* Exercise requirements
A complete, exact copy of the data is the required answer.

* Provided material
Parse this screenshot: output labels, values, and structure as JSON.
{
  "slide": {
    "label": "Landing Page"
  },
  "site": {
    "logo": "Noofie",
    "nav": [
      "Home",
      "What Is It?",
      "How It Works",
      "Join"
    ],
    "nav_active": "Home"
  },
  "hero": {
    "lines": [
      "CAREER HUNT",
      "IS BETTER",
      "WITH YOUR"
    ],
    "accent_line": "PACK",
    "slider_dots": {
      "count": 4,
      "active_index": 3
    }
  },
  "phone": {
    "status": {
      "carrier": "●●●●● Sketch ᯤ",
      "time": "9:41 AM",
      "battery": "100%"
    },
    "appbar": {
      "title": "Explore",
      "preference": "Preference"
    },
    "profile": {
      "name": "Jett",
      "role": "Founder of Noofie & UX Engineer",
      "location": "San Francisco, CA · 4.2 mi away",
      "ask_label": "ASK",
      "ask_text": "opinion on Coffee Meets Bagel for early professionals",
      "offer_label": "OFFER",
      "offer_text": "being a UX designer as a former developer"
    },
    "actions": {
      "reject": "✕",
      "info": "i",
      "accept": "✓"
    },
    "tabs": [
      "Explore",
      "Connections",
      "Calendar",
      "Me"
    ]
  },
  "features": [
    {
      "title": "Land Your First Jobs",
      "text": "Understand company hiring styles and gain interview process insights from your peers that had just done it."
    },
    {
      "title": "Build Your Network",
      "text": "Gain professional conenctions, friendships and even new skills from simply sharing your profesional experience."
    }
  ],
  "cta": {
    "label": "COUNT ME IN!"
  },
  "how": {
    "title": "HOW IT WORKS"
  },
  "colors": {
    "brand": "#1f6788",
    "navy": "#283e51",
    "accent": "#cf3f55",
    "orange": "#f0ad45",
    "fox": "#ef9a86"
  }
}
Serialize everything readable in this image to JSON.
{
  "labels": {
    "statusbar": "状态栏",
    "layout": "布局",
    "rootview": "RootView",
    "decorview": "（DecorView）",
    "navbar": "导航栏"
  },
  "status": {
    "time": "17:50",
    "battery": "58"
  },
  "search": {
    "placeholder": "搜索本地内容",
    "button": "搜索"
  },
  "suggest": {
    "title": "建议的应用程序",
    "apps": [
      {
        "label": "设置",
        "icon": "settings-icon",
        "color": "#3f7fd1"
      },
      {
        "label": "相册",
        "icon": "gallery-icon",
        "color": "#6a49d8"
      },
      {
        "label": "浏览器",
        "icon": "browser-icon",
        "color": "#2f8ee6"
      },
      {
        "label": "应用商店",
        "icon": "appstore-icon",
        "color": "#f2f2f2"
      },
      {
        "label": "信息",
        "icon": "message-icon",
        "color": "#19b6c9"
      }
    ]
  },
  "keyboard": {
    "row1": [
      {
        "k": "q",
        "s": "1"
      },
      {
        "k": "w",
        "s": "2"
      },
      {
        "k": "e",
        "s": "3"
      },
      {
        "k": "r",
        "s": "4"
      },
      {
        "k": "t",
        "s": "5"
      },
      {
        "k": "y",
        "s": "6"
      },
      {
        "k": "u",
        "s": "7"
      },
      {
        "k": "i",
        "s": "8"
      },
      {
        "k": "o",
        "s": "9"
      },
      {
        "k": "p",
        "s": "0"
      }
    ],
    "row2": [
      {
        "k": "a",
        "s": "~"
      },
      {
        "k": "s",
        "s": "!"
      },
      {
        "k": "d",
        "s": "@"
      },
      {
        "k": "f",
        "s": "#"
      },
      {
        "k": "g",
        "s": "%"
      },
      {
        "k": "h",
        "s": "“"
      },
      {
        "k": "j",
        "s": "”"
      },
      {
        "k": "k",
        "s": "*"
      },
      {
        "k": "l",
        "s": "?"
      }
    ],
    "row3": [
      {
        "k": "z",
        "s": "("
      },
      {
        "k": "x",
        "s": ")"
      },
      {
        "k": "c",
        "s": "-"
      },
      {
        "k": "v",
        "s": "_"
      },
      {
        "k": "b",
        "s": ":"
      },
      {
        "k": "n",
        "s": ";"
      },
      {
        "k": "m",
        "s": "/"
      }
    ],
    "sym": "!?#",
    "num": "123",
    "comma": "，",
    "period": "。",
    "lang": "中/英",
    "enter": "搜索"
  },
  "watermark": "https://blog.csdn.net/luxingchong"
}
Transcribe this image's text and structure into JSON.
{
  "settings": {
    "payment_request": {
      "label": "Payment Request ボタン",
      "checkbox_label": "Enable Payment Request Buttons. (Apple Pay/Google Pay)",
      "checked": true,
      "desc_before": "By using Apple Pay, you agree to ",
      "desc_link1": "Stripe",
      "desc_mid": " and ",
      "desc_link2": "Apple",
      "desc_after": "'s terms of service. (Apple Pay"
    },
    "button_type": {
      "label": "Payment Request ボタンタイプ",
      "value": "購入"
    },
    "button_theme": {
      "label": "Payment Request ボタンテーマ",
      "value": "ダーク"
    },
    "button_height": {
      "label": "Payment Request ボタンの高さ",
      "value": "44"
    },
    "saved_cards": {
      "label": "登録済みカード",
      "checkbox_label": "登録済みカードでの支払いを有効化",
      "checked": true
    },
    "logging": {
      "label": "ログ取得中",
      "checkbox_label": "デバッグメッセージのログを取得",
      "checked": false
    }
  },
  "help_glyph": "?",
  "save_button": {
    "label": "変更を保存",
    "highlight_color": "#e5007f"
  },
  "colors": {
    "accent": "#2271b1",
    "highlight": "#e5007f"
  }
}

* Task solution
Parse this screenshot: output labels, values, and structure as JSON.
{
  "slide": {
    "label": "Landing Page"
  },
  "site": {
    "logo": "Noofie",
    "nav": [
      "Home",
      "What Is It?",
      "How It Works",
      "Join"
    ],
    "nav_active": "Home"
  },
  "hero": {
    "lines": [
      "CAREER HUNT",
      "IS BETTER",
      "WITH YOUR"
    ],
    "accent_line": "PACK",
    "slider_dots": {
      "count": 4,
      "active_index": 3
    }
  },
  "phone": {
    "status": {
      "carrier": "●●●●● Sketch ᯤ",
      "time": "9:41 AM",
      "battery": "100%"
    },
    "appbar": {
      "title": "Explore",
      "preference": "Preference"
    },
    "profile": {
      "name": "Jett",
      "role": "Founder of Noofie & UX Engineer",
      "location": "San Francisco, CA · 4.2 mi away",
      "ask_label": "ASK",
      "ask_text": "opinion on Coffee Meets Bagel for early professionals",
      "offer_label": "OFFER",
      "offer_text": "being a UX designer as a former developer"
    },
    "actions": {
      "reject": "✕",
      "info": "i",
      "accept": "✓"
    },
    "tabs": [
      "Explore",
      "Connections",
      "Calendar",
      "Me"
    ]
  },
  "features": [
    {
      "title": "Land Your First Jobs",
      "text": "Understand company hiring styles and gain interview process insights from your peers that had just done it."
    },
    {
      "title": "Build Your Network",
      "text": "Gain professional conenctions, friendships and even new skills from simply sharing your profesional experience."
    }
  ],
  "cta": {
    "label": "COUNT ME IN!"
  },
  "how": {
    "title": "HOW IT WORKS"
  },
  "colors": {
    "brand": "#1f6788",
    "navy": "#283e51",
    "accent": "#cf3f55",
    "orange": "#f0ad45",
    "fox": "#ef9a86"
  }
}
Serialize everything readable in this image to JSON.
{
  "labels": {
    "statusbar": "状态栏",
    "layout": "布局",
    "rootview": "RootView",
    "decorview": "（DecorView）",
    "navbar": "导航栏"
  },
  "status": {
    "time": "17:50",
    "battery": "58"
  },
  "search": {
    "placeholder": "搜索本地内容",
    "button": "搜索"
  },
  "suggest": {
    "title": "建议的应用程序",
    "apps": [
      {
        "label": "设置",
        "icon": "settings-icon",
        "color": "#3f7fd1"
      },
      {
        "label": "相册",
        "icon": "gallery-icon",
        "color": "#6a49d8"
      },
      {
        "label": "浏览器",
        "icon": "browser-icon",
        "color": "#2f8ee6"
      },
      {
        "label": "应用商店",
        "icon": "appstore-icon",
        "color": "#f2f2f2"
      },
      {
        "label": "信息",
        "icon": "message-icon",
        "color": "#19b6c9"
      }
    ]
  },
  "keyboard": {
    "row1": [
      {
        "k": "q",
        "s": "1"
      },
      {
        "k": "w",
        "s": "2"
      },
      {
        "k": "e",
        "s": "3"
      },
      {
        "k": "r",
        "s": "4"
      },
      {
        "k": "t",
        "s": "5"
      },
      {
        "k": "y",
        "s": "6"
      },
      {
        "k": "u",
        "s": "7"
      },
      {
        "k": "i",
        "s": "8"
      },
      {
        "k": "o",
        "s": "9"
      },
      {
        "k": "p",
        "s": "0"
      }
    ],
    "row2": [
      {
        "k": "a",
        "s": "~"
      },
      {
        "k": "s",
        "s": "!"
      },
      {
        "k": "d",
        "s": "@"
      },
      {
        "k": "f",
        "s": "#"
      },
      {
        "k": "g",
        "s": "%"
      },
      {
        "k": "h",
        "s": "“"
      },
      {
        "k": "j",
        "s": "”"
      },
      {
        "k": "k",
        "s": "*"
      },
      {
        "k": "l",
        "s": "?"
      }
    ],
    "row3": [
      {
        "k": "z",
        "s": "("
      },
      {
        "k": "x",
        "s": ")"
      },
      {
        "k": "c",
        "s": "-"
      },
      {
        "k": "v",
        "s": "_"
      },
      {
        "k": "b",
        "s": ":"
      },
      {
        "k": "n",
        "s": ";"
      },
      {
        "k": "m",
        "s": "/"
      }
    ],
    "sym": "!?#",
    "num": "123",
    "comma": "，",
    "period": "。",
    "lang": "中/英",
    "enter": "搜索"
  },
  "watermark": "https://blog.csdn.net/luxingchong"
}
Transcribe this image's text and structure into JSON.
{
  "settings": {
    "payment_request": {
      "label": "Payment Request ボタン",
      "checkbox_label": "Enable Payment Request Buttons. (Apple Pay/Google Pay)",
      "checked": true,
      "desc_before": "By using Apple Pay, you agree to ",
      "desc_link1": "Stripe",
      "desc_mid": " and ",
      "desc_link2": "Apple",
      "desc_after": "'s terms of service. (Apple Pay"
    },
    "button_type": {
      "label": "Payment Request ボタンタイプ",
      "value": "購入"
    },
    "button_theme": {
      "label": "Payment Request ボタンテーマ",
      "value": "ダーク"
    },
    "button_height": {
      "label": "Payment Request ボタンの高さ",
      "value": "44"
    },
    "saved_cards": {
      "label": "登録済みカード",
      "checkbox_label": "登録済みカードでの支払いを有効化",
      "checked": true
    },
    "logging": {
      "label": "ログ取得中",
      "checkbox_label": "デバッグメッセージのログを取得",
      "checked": false
    }
  },
  "help_glyph": "?",
  "save_button": {
    "label": "変更を保存",
    "highlight_color": "#e5007f"
  },
  "colors": {
    "accent": "#2271b1",
    "highlight": "#e5007f"
  }
}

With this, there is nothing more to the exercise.